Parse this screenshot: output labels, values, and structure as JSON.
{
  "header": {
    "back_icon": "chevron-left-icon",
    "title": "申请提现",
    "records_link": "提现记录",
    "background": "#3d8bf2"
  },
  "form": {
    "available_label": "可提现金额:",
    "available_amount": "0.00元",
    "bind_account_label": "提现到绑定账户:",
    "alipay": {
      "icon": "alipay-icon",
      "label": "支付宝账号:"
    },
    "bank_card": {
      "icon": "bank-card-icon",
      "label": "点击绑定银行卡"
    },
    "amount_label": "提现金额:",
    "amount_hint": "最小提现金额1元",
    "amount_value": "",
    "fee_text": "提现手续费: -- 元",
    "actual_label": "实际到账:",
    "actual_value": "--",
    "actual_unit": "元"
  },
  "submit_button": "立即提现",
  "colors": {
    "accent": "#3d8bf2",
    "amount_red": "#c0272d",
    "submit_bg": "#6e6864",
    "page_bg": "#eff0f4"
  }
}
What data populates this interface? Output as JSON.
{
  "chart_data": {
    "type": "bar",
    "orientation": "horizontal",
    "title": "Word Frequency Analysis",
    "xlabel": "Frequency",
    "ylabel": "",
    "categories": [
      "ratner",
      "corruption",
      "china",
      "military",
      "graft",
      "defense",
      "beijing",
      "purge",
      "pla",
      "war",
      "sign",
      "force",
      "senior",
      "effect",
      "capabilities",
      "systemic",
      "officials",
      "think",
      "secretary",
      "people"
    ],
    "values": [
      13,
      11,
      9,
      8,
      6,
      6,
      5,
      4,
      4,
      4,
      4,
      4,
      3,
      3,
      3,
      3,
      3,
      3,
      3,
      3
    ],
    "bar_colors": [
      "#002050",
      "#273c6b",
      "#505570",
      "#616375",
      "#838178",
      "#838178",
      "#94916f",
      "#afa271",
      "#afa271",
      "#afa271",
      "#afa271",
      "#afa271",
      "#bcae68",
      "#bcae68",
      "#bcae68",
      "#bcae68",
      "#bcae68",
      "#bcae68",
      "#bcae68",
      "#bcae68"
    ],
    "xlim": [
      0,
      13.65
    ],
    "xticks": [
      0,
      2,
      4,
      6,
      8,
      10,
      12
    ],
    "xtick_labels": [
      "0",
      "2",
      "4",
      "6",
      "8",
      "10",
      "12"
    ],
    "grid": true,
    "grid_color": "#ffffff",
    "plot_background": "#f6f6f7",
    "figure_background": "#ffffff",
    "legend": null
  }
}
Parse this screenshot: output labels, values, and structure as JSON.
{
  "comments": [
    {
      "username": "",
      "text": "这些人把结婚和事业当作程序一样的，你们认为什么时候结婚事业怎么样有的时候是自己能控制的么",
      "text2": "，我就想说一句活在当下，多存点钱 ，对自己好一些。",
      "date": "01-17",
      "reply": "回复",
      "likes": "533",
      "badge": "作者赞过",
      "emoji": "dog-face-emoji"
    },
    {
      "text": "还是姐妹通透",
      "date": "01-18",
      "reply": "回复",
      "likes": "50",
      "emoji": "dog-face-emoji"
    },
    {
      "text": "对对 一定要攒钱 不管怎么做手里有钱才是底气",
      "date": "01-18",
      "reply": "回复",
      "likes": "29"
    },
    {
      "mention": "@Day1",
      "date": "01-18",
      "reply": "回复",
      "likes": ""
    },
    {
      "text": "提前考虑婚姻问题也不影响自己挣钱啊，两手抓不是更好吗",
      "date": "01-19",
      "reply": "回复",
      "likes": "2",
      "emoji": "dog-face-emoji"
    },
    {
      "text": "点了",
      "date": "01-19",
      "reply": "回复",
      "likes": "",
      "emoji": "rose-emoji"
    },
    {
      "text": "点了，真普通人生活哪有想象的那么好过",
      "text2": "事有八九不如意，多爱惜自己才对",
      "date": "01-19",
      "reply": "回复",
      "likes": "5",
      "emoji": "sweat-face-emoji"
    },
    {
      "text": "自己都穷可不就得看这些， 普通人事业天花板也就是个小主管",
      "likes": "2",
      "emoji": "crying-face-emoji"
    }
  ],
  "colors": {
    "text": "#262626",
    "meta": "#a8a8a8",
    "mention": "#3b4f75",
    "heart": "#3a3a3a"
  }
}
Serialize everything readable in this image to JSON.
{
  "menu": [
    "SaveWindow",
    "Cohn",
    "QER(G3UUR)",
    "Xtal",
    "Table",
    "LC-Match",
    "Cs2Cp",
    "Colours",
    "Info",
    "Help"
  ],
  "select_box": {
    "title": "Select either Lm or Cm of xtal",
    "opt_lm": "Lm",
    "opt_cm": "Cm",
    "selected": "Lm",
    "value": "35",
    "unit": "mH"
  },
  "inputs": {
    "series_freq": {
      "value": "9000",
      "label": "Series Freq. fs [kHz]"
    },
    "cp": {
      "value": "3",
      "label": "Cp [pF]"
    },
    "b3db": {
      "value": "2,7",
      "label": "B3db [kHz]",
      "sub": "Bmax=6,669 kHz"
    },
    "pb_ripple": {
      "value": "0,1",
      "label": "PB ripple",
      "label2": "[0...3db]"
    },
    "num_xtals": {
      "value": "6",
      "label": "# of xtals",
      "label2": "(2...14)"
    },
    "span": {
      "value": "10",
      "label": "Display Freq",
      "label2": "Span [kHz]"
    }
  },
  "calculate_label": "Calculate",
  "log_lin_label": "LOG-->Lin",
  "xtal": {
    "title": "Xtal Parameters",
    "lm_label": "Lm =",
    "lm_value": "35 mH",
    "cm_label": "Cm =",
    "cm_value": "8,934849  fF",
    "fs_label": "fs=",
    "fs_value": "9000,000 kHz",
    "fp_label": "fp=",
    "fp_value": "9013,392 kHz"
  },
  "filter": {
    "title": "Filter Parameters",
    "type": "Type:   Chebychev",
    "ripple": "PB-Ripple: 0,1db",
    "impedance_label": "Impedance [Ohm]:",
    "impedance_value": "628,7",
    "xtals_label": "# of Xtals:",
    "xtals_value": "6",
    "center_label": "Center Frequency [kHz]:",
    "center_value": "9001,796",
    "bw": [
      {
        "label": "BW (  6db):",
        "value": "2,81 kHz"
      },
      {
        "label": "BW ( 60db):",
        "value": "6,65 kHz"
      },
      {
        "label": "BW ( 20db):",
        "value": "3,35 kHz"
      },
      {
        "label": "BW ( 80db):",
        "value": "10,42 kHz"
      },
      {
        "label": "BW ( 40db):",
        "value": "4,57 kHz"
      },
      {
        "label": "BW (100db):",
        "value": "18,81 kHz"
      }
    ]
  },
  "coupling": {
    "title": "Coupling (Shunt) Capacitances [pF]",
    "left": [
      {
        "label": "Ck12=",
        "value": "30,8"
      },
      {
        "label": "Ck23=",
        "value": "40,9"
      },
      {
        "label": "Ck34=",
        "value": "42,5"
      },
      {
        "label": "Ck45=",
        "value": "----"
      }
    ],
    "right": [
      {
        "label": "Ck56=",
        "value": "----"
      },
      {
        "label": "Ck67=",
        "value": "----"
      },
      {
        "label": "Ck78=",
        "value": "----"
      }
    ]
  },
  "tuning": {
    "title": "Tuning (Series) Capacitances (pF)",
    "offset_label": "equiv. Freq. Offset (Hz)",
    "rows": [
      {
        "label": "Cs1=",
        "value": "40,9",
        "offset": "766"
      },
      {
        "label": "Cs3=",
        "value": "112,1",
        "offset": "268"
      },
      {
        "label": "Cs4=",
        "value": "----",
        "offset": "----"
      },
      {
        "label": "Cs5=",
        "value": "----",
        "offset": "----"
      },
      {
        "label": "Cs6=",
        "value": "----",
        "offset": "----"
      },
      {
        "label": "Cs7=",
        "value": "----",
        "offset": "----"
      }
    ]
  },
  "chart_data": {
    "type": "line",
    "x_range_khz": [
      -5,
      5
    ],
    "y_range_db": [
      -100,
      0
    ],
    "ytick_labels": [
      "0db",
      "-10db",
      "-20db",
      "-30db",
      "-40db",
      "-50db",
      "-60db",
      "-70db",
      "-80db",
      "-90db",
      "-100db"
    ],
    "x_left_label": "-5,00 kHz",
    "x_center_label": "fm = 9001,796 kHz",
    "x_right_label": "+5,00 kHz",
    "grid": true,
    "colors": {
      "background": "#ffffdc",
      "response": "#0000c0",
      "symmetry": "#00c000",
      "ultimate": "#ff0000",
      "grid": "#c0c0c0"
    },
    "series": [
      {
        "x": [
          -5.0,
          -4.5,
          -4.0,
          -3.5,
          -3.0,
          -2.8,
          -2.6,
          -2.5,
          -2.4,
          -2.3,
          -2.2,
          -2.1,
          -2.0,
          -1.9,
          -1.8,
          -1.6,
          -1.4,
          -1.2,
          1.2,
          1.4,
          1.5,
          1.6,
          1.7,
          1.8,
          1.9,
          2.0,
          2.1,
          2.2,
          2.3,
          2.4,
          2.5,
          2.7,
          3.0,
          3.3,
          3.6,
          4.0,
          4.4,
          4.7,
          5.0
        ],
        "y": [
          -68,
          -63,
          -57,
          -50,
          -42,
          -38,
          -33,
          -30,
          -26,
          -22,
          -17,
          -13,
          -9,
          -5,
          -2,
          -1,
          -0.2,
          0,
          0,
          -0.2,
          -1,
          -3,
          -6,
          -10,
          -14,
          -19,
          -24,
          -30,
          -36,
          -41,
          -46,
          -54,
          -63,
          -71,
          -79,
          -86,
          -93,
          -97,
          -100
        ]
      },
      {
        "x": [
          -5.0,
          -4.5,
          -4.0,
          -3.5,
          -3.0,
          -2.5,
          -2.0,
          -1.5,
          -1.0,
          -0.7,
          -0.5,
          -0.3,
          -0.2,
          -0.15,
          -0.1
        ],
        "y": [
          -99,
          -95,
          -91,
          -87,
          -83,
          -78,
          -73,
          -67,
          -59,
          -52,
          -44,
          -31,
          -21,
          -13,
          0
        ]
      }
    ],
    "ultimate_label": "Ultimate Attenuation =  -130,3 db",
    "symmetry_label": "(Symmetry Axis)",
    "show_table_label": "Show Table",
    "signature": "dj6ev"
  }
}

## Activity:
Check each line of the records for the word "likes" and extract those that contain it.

## Exercise response:
      "likes": "533",
      "likes": "50",
      "likes": "29"
      "likes": ""
      "likes": "2",
      "likes": "",
      "likes": "5",
      "likes": "2",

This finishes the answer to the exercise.